**Problem description**
Once the data has been read, print it back in full, exactly.

┏━━

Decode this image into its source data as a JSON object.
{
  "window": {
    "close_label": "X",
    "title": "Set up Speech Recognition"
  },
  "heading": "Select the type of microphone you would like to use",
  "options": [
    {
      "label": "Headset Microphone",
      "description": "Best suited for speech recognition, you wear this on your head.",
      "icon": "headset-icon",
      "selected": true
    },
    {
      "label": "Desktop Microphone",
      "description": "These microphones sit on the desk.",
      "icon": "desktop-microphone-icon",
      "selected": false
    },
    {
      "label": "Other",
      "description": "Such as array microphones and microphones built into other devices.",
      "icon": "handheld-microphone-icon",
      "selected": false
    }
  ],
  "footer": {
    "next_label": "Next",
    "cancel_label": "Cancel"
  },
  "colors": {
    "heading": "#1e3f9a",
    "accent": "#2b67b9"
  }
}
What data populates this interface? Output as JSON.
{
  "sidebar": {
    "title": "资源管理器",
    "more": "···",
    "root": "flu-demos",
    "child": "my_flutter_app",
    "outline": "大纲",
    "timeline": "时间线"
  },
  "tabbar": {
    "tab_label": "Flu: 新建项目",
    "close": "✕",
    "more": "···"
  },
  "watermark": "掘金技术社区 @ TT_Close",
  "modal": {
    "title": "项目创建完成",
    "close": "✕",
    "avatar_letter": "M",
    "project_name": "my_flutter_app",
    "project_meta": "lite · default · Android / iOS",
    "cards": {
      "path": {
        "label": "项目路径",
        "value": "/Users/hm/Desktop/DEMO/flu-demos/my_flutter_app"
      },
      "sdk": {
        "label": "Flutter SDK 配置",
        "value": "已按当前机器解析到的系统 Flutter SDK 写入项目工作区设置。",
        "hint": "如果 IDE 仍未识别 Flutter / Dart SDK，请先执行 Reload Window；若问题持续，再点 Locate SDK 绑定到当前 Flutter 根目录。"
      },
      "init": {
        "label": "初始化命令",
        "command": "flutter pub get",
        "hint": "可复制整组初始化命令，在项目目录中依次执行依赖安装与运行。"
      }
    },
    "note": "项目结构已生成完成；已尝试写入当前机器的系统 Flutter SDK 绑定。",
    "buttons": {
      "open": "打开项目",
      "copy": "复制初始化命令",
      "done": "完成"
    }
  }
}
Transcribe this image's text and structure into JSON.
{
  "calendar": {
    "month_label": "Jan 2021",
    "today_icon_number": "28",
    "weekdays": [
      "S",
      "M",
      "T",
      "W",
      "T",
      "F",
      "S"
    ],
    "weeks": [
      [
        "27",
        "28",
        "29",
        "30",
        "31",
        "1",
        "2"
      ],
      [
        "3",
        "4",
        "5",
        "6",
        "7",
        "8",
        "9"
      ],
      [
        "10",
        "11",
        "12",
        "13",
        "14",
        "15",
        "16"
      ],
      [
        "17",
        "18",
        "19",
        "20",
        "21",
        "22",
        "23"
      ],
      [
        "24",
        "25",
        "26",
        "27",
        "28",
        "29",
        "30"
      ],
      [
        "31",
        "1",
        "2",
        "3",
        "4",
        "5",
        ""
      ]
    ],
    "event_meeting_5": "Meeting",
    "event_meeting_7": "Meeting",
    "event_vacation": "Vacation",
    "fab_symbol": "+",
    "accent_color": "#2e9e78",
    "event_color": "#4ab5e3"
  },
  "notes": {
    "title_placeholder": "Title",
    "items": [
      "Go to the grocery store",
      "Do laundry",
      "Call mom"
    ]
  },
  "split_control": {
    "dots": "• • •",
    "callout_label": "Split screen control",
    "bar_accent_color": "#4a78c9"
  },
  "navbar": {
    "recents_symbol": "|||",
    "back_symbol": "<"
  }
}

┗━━

**Answer box**
Decode this image into its source data as a JSON object.
{
  "window": {
    "close_label": "X",
    "title": "Set up Speech Recognition"
  },
  "heading": "Select the type of microphone you would like to use",
  "options": [
    {
      "label": "Headset Microphone",
      "description": "Best suited for speech recognition, you wear this on your head.",
      "icon": "headset-icon",
      "selected": true
    },
    {
      "label": "Desktop Microphone",
      "description": "These microphones sit on the desk.",
      "icon": "desktop-microphone-icon",
      "selected": false
    },
    {
      "label": "Other",
      "description": "Such as array microphones and microphones built into other devices.",
      "icon": "handheld-microphone-icon",
      "selected": false
    }
  ],
  "footer": {
    "next_label": "Next",
    "cancel_label": "Cancel"
  },
  "colors": {
    "heading": "#1e3f9a",
    "accent": "#2b67b9"
  }
}
What data populates this interface? Output as JSON.
{
  "sidebar": {
    "title": "资源管理器",
    "more": "···",
    "root": "flu-demos",
    "child": "my_flutter_app",
    "outline": "大纲",
    "timeline": "时间线"
  },
  "tabbar": {
    "tab_label": "Flu: 新建项目",
    "close": "✕",
    "more": "···"
  },
  "watermark": "掘金技术社区 @ TT_Close",
  "modal": {
    "title": "项目创建完成",
    "close": "✕",
    "avatar_letter": "M",
    "project_name": "my_flutter_app",
    "project_meta": "lite · default · Android / iOS",
    "cards": {
      "path": {
        "label": "项目路径",
        "value": "/Users/hm/Desktop/DEMO/flu-demos/my_flutter_app"
      },
      "sdk": {
        "label": "Flutter SDK 配置",
        "value": "已按当前机器解析到的系统 Flutter SDK 写入项目工作区设置。",
        "hint": "如果 IDE 仍未识别 Flutter / Dart SDK，请先执行 Reload Window；若问题持续，再点 Locate SDK 绑定到当前 Flutter 根目录。"
      },
      "init": {
        "label": "初始化命令",
        "command": "flutter pub get",
        "hint": "可复制整组初始化命令，在项目目录中依次执行依赖安装与运行。"
      }
    },
    "note": "项目结构已生成完成；已尝试写入当前机器的系统 Flutter SDK 绑定。",
    "buttons": {
      "open": "打开项目",
      "copy": "复制初始化命令",
      "done": "完成"
    }
  }
}
Transcribe this image's text and structure into JSON.
{
  "calendar": {
    "month_label": "Jan 2021",
    "today_icon_number": "28",
    "weekdays": [
      "S",
      "M",
      "T",
      "W",
      "T",
      "F",
      "S"
    ],
    "weeks": [
      [
        "27",
        "28",
        "29",
        "30",
        "31",
        "1",
        "2"
      ],
      [
        "3",
        "4",
        "5",
        "6",
        "7",
        "8",
        "9"
      ],
      [
        "10",
        "11",
        "12",
        "13",
        "14",
        "15",
        "16"
      ],
      [
        "17",
        "18",
        "19",
        "20",
        "21",
        "22",
        "23"
      ],
      [
        "24",
        "25",
        "26",
        "27",
        "28",
        "29",
        "30"
      ],
      [
        "31",
        "1",
        "2",
        "3",
        "4",
        "5",
        ""
      ]
    ],
    "event_meeting_5": "Meeting",
    "event_meeting_7": "Meeting",
    "event_vacation": "Vacation",
    "fab_symbol": "+",
    "accent_color": "#2e9e78",
    "event_color": "#4ab5e3"
  },
  "notes": {
    "title_placeholder": "Title",
    "items": [
      "Go to the grocery store",
      "Do laundry",
      "Call mom"
    ]
  },
  "split_control": {
    "dots": "• • •",
    "callout_label": "Split screen control",
    "bar_accent_color": "#4a78c9"
  },
  "navbar": {
    "recents_symbol": "|||",
    "back_symbol": "<"
  }
}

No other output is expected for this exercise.